DATA section start

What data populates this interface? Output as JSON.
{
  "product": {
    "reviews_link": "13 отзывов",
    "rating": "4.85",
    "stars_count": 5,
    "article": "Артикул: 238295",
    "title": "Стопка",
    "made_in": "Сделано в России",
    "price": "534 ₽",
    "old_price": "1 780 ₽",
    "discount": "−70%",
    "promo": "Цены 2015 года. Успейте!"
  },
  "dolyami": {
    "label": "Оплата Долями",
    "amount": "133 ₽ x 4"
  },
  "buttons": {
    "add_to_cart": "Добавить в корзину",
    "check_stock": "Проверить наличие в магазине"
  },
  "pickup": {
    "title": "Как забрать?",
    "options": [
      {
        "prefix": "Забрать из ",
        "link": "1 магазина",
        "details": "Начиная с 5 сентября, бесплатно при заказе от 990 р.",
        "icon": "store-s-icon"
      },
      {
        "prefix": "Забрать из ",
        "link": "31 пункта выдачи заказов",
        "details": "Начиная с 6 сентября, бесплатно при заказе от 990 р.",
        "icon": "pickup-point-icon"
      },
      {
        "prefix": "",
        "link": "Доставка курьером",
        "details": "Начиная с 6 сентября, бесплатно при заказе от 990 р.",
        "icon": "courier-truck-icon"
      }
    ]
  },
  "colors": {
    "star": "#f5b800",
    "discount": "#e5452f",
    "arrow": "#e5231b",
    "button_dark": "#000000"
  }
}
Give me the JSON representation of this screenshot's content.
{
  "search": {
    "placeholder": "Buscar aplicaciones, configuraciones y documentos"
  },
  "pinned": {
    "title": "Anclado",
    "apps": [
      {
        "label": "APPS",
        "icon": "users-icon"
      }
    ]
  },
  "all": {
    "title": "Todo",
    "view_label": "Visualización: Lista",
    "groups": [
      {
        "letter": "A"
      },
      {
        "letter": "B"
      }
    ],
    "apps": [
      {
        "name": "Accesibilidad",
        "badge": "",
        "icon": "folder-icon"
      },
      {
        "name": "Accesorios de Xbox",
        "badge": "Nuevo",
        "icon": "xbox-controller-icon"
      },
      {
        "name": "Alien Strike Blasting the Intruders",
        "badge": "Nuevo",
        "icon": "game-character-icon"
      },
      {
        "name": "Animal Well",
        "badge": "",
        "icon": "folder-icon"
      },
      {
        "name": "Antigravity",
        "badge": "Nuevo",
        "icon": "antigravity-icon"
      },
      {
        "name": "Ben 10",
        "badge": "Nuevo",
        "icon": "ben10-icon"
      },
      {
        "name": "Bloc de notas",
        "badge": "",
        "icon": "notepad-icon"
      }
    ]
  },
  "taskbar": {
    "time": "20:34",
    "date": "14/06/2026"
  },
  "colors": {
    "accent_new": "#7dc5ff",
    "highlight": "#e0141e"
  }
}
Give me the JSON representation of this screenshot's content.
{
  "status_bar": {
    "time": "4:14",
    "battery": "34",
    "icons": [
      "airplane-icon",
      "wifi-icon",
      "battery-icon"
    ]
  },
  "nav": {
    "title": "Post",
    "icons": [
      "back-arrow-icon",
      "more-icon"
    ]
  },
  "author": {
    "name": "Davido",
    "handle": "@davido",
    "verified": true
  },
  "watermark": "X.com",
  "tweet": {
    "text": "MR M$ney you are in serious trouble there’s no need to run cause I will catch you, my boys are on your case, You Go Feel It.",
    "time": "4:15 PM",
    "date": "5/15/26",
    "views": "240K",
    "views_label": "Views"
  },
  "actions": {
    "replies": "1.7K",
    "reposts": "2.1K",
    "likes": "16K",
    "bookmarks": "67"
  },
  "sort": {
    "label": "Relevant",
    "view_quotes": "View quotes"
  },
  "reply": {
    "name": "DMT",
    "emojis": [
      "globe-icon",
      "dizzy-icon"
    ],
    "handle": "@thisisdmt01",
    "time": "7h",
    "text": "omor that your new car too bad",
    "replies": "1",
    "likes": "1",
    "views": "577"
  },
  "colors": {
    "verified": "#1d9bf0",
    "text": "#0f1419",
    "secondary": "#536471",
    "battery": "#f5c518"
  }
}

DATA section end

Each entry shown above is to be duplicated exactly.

What data populates this interface? Output as JSON.
{
  "product": {
    "reviews_link": "13 отзывов",
    "rating": "4.85",
    "stars_count": 5,
    "article": "Артикул: 238295",
    "title": "Стопка",
    "made_in": "Сделано в России",
    "price": "534 ₽",
    "old_price": "1 780 ₽",
    "discount": "−70%",
    "promo": "Цены 2015 года. Успейте!"
  },
  "dolyami": {
    "label": "Оплата Долями",
    "amount": "133 ₽ x 4"
  },
  "buttons": {
    "add_to_cart": "Добавить в корзину",
    "check_stock": "Проверить наличие в магазине"
  },
  "pickup": {
    "title": "Как забрать?",
    "options": [
      {
        "prefix": "Забрать из ",
        "link": "1 магазина",
        "details": "Начиная с 5 сентября, бесплатно при заказе от 990 р.",
        "icon": "store-s-icon"
      },
      {
        "prefix": "Забрать из ",
        "link": "31 пункта выдачи заказов",
        "details": "Начиная с 6 сентября, бесплатно при заказе от 990 р.",
        "icon": "pickup-point-icon"
      },
      {
        "prefix": "",
        "link": "Доставка курьером",
        "details": "Начиная с 6 сентября, бесплатно при заказе от 990 р.",
        "icon": "courier-truck-icon"
      }
    ]
  },
  "colors": {
    "star": "#f5b800",
    "discount": "#e5452f",
    "arrow": "#e5231b",
    "button_dark": "#000000"
  }
}
Give me the JSON representation of this screenshot's content.
{
  "search": {
    "placeholder": "Buscar aplicaciones, configuraciones y documentos"
  },
  "pinned": {
    "title": "Anclado",
    "apps": [
      {
        "label": "APPS",
        "icon": "users-icon"
      }
    ]
  },
  "all": {
    "title": "Todo",
    "view_label": "Visualización: Lista",
    "groups": [
      {
        "letter": "A"
      },
      {
        "letter": "B"
      }
    ],
    "apps": [
      {
        "name": "Accesibilidad",
        "badge": "",
        "icon": "folder-icon"
      },
      {
        "name": "Accesorios de Xbox",
        "badge": "Nuevo",
        "icon": "xbox-controller-icon"
      },
      {
        "name": "Alien Strike Blasting the Intruders",
        "badge": "Nuevo",
        "icon": "game-character-icon"
      },
      {
        "name": "Animal Well",
        "badge": "",
        "icon": "folder-icon"
      },
      {
        "name": "Antigravity",
        "badge": "Nuevo",
        "icon": "antigravity-icon"
      },
      {
        "name": "Ben 10",
        "badge": "Nuevo",
        "icon": "ben10-icon"
      },
      {
        "name": "Bloc de notas",
        "badge": "",
        "icon": "notepad-icon"
      }
    ]
  },
  "taskbar": {
    "time": "20:34",
    "date": "14/06/2026"
  },
  "colors": {
    "accent_new": "#7dc5ff",
    "highlight": "#e0141e"
  }
}
Give me the JSON representation of this screenshot's content.
{
  "status_bar": {
    "time": "4:14",
    "battery": "34",
    "icons": [
      "airplane-icon",
      "wifi-icon",
      "battery-icon"
    ]
  },
  "nav": {
    "title": "Post",
    "icons": [
      "back-arrow-icon",
      "more-icon"
    ]
  },
  "author": {
    "name": "Davido",
    "handle": "@davido",
    "verified": true
  },
  "watermark": "X.com",
  "tweet": {
    "text": "MR M$ney you are in serious trouble there’s no need to run cause I will catch you, my boys are on your case, You Go Feel It.",
    "time": "4:15 PM",
    "date": "5/15/26",
    "views": "240K",
    "views_label": "Views"
  },
  "actions": {
    "replies": "1.7K",
    "reposts": "2.1K",
    "likes": "16K",
    "bookmarks": "67"
  },
  "sort": {
    "label": "Relevant",
    "view_quotes": "View quotes"
  },
  "reply": {
    "name": "DMT",
    "emojis": [
      "globe-icon",
      "dizzy-icon"
    ],
    "handle": "@thisisdmt01",
    "time": "7h",
    "text": "omor that your new car too bad",
    "replies": "1",
    "likes": "1",
    "views": "577"
  },
  "colors": {
    "verified": "#1d9bf0",
    "text": "#0f1419",
    "secondary": "#536471",
    "battery": "#f5c518"
  }
}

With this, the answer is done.